Problem requirements => Would you please copy out each entry exactly?

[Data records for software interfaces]
┄┄┄┄┄┄
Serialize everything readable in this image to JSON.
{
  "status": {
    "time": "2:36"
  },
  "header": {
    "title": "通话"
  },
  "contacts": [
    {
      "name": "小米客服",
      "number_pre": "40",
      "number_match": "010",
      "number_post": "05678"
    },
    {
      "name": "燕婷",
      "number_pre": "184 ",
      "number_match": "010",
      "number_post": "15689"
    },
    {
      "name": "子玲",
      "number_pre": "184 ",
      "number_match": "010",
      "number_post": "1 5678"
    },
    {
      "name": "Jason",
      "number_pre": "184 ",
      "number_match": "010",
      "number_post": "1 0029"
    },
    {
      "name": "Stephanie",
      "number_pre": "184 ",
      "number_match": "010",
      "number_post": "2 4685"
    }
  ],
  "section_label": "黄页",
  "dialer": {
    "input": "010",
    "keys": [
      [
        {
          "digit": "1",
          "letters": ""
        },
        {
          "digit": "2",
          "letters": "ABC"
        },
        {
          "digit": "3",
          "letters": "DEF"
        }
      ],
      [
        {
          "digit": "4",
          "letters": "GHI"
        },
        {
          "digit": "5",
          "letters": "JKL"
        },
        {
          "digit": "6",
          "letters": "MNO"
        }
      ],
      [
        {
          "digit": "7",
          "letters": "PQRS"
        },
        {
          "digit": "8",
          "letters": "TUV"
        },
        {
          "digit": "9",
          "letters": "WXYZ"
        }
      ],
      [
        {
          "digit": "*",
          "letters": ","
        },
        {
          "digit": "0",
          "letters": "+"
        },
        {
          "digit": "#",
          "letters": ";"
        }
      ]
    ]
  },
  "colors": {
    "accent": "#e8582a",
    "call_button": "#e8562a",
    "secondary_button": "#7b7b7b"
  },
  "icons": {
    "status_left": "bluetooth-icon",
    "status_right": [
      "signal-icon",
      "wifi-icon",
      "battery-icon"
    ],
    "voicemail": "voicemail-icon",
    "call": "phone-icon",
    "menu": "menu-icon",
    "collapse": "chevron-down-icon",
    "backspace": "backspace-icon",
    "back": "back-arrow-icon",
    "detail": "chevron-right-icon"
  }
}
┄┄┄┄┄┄
Completed task =>
Serialize everything readable in this image to JSON.
{
  "status": {
    "time": "2:36"
  },
  "header": {
    "title": "通话"
  },
  "contacts": [
    {
      "name": "小米客服",
      "number_pre": "40",
      "number_match": "010",
      "number_post": "05678"
    },
    {
      "name": "燕婷",
      "number_pre": "184 ",
      "number_match": "010",
      "number_post": "15689"
    },
    {
      "name": "子玲",
      "number_pre": "184 ",
      "number_match": "010",
      "number_post": "1 5678"
    },
    {
      "name": "Jason",
      "number_pre": "184 ",
      "number_match": "010",
      "number_post": "1 0029"
    },
    {
      "name": "Stephanie",
      "number_pre": "184 ",
      "number_match": "010",
      "number_post": "2 4685"
    }
  ],
  "section_label": "黄页",
  "dialer": {
    "input": "010",
    "keys": [
      [
        {
          "digit": "1",
          "letters": ""
        },
        {
          "digit": "2",
          "letters": "ABC"
        },
        {
          "digit": "3",
          "letters": "DEF"
        }
      ],
      [
        {
          "digit": "4",
          "letters": "GHI"
        },
        {
          "digit": "5",
          "letters": "JKL"
        },
        {
          "digit": "6",
          "letters": "MNO"
        }
      ],
      [
        {
          "digit": "7",
          "letters": "PQRS"
        },
        {
          "digit": "8",
          "letters": "TUV"
        },
        {
          "digit": "9",
          "letters": "WXYZ"
        }
      ],
      [
        {
          "digit": "*",
          "letters": ","
        },
        {
          "digit": "0",
          "letters": "+"
        },
        {
          "digit": "#",
          "letters": ";"
        }
      ]
    ]
  },
  "colors": {
    "accent": "#e8582a",
    "call_button": "#e8562a",
    "secondary_button": "#7b7b7b"
  },
  "icons": {
    "status_left": "bluetooth-icon",
    "status_right": [
      "signal-icon",
      "wifi-icon",
      "battery-icon"
    ],
    "voicemail": "voicemail-icon",
    "call": "phone-icon",
    "menu": "menu-icon",
    "collapse": "chevron-down-icon",
    "backspace": "backspace-icon",
    "back": "back-arrow-icon",
    "detail": "chevron-right-icon"
  }
}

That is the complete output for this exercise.